How Long Do Baby Hummingbirds Stay in the Nest?

Hummingbirds mate from December to February. After returning to the US and Canada in late March, the ruby-throated hummingbird mates alone.   

Hummingbird males do spectacular aerial displays to win over females during courtship. After mating, males and females usually part ways. Once the nest is built, the female hummingbird takes care of the eggs and young.  

Females spend a week building their tiny, cup-shaped nests. Soft grass, cattail fluff, and leaf shreds joined together with spider webbing form their nests.  

The nest is lined with bird feathers, dandelion, cotton seeds, and other soft plant material to cushion the eggs. To hide from predators, the nests' exteriors are covered in moss and lichen.  

Hummingbird chicks open their eyes and acquire feathers 16 days after birth. Now termed ‘fledglings’, they learn to fly and feed themselves. After learning to fly, the chicks stay with their mother for seven days.  

Hummingbird chicks leave their nests around a month old. Some tropical hummingbirds stay in their nests for two months before flying. Most are ready to migrate south and live alone by early fall.  

Most wild hummingbirds live three to five years. These birds can live 13–14 years in captivity. Unfortunately, the US bans hummingbird captivity.
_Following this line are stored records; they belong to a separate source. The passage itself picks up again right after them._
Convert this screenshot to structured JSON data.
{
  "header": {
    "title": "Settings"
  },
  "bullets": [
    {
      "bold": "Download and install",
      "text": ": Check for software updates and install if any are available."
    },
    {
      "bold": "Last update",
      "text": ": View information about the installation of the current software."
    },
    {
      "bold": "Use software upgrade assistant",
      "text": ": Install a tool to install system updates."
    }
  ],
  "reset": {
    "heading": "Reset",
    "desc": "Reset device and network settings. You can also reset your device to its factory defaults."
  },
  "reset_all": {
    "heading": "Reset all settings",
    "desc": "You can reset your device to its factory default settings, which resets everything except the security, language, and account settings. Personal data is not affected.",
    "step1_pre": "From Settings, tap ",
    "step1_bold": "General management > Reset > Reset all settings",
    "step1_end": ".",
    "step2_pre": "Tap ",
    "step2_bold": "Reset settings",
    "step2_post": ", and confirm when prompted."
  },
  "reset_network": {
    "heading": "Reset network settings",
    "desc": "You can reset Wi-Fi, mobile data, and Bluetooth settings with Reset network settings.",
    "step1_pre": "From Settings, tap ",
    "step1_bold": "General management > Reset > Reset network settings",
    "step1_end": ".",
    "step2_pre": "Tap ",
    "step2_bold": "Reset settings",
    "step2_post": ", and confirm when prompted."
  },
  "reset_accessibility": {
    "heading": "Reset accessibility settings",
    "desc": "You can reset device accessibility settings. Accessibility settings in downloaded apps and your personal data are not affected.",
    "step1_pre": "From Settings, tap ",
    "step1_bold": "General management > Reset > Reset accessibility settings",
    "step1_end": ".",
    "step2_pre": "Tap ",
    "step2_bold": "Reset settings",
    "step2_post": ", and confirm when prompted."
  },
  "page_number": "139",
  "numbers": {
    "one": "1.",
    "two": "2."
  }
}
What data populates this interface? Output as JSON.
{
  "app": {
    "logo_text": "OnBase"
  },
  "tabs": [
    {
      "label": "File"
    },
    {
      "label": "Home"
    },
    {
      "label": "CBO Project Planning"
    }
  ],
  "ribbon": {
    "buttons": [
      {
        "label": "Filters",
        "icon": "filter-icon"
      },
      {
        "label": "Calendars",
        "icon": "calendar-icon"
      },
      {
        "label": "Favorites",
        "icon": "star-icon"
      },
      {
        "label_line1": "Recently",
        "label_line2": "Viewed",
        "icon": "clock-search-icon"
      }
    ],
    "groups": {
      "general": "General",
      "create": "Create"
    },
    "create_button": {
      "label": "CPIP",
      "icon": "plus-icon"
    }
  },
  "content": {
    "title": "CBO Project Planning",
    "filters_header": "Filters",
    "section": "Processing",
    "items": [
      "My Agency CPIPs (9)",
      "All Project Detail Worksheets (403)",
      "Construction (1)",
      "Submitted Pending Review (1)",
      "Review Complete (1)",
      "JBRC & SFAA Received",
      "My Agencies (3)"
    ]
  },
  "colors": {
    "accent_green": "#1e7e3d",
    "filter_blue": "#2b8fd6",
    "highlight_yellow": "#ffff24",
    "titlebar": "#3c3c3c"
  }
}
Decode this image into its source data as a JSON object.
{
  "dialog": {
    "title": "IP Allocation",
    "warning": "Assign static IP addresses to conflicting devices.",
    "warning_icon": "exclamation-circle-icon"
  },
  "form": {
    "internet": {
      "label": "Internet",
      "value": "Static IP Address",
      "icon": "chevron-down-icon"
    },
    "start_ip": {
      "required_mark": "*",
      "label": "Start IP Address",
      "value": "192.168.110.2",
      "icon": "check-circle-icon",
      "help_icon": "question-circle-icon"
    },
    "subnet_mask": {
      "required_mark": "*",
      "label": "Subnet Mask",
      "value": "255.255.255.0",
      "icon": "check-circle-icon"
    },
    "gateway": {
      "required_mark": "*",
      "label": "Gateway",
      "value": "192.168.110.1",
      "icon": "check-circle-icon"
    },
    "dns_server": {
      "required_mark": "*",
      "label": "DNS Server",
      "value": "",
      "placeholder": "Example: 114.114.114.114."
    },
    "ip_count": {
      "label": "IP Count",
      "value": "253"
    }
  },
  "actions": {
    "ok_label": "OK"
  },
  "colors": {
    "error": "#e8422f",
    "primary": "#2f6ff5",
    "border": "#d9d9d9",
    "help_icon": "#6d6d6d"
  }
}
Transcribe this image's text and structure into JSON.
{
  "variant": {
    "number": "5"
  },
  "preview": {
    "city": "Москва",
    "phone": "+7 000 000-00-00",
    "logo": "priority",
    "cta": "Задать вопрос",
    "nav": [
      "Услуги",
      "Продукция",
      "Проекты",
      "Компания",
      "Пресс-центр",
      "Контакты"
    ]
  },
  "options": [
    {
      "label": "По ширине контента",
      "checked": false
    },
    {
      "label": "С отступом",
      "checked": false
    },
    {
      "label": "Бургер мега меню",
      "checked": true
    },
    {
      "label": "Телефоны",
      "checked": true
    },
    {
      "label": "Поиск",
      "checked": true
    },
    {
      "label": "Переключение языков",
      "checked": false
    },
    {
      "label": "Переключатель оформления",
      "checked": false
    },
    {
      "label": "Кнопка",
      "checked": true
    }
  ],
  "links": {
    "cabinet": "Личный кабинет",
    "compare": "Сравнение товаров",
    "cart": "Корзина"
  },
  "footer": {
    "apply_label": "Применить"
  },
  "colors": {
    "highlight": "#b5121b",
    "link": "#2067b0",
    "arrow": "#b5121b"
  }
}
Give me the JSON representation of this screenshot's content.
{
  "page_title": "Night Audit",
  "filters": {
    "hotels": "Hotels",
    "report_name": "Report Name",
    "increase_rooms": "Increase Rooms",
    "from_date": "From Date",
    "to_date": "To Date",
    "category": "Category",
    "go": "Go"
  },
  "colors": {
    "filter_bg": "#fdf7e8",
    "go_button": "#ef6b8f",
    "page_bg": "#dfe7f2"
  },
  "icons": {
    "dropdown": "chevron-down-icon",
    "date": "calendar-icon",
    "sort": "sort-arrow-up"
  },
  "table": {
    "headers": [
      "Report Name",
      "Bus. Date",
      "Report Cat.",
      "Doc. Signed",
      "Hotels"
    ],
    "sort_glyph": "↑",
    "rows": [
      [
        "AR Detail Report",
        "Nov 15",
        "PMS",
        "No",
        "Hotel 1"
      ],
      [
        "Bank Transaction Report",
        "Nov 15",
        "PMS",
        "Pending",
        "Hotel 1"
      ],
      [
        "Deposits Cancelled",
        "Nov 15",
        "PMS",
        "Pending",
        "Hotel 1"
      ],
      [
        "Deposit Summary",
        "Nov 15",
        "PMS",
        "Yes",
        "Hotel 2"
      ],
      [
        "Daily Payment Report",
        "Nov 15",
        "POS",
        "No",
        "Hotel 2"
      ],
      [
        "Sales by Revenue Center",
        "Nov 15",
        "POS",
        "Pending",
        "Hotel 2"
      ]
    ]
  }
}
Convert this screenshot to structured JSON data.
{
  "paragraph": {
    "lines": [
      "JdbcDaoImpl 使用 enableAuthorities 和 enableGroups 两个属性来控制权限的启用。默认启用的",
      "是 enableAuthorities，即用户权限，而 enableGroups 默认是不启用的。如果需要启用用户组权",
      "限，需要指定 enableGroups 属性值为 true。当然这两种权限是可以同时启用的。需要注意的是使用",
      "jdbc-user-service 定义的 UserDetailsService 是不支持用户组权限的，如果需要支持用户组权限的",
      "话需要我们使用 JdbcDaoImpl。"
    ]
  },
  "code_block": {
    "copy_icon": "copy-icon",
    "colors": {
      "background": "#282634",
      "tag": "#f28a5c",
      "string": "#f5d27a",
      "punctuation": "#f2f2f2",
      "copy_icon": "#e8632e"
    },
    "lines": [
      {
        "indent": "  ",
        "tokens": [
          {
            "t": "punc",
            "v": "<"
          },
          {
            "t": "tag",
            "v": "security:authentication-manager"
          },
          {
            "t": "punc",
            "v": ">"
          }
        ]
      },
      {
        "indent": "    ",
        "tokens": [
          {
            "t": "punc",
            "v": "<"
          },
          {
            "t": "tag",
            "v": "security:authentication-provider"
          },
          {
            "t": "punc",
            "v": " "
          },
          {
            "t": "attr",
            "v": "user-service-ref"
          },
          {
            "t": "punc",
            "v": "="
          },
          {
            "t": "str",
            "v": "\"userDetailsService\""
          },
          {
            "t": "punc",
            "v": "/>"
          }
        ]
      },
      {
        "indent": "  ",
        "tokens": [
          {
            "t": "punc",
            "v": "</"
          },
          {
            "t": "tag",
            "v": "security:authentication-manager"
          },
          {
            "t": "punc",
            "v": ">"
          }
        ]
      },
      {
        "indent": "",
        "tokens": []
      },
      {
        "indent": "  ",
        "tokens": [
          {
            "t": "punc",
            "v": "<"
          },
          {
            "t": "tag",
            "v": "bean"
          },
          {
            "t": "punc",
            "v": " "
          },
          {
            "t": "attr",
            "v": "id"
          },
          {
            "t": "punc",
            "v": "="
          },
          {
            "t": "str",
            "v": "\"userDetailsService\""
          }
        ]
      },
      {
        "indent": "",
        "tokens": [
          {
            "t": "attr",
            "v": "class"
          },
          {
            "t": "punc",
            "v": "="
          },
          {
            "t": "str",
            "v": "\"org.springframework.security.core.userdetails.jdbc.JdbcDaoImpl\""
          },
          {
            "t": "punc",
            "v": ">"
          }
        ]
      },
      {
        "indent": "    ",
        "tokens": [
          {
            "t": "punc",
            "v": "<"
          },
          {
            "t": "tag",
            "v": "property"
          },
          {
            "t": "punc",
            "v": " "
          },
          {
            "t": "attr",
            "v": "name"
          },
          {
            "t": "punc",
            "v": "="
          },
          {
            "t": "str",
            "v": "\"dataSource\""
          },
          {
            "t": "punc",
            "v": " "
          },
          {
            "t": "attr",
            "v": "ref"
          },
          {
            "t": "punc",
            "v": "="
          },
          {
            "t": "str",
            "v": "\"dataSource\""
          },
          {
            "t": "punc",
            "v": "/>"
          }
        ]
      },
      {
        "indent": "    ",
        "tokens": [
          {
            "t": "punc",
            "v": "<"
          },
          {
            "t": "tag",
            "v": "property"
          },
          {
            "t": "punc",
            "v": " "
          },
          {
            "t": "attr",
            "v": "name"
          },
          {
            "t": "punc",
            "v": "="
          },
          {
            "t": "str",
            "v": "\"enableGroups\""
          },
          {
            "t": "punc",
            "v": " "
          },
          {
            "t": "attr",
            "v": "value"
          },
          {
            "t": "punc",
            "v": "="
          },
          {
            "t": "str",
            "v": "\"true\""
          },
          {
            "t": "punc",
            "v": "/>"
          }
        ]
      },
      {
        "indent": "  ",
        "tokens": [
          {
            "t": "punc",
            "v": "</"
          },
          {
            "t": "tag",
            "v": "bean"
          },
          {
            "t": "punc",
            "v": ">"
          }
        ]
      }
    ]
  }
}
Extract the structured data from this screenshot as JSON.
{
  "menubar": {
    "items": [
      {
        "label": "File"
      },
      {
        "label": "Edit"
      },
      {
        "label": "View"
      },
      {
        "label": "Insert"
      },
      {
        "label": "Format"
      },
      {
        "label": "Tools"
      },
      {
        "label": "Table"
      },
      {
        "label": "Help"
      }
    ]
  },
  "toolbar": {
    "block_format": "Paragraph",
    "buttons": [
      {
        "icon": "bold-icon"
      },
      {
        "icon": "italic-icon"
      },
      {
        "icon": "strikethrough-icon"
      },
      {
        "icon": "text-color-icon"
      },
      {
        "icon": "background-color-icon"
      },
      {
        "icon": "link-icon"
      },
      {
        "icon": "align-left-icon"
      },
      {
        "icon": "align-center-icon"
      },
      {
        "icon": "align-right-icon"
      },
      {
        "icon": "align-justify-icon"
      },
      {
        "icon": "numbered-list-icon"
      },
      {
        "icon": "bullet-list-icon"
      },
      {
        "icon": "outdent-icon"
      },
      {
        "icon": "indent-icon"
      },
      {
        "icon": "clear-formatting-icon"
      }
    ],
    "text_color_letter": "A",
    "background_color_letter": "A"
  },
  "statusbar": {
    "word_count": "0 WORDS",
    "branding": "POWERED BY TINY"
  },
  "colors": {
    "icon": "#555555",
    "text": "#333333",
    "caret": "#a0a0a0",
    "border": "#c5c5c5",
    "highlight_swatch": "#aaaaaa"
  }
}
These birds can only be kept in zoos and other authorized facilities.  

Even having a hummingbird nest or feathers is unlawful, so if you find a wounded hummer or a baby, take it to a wildlife rehabilitation facility or vet instead of treating it yourself.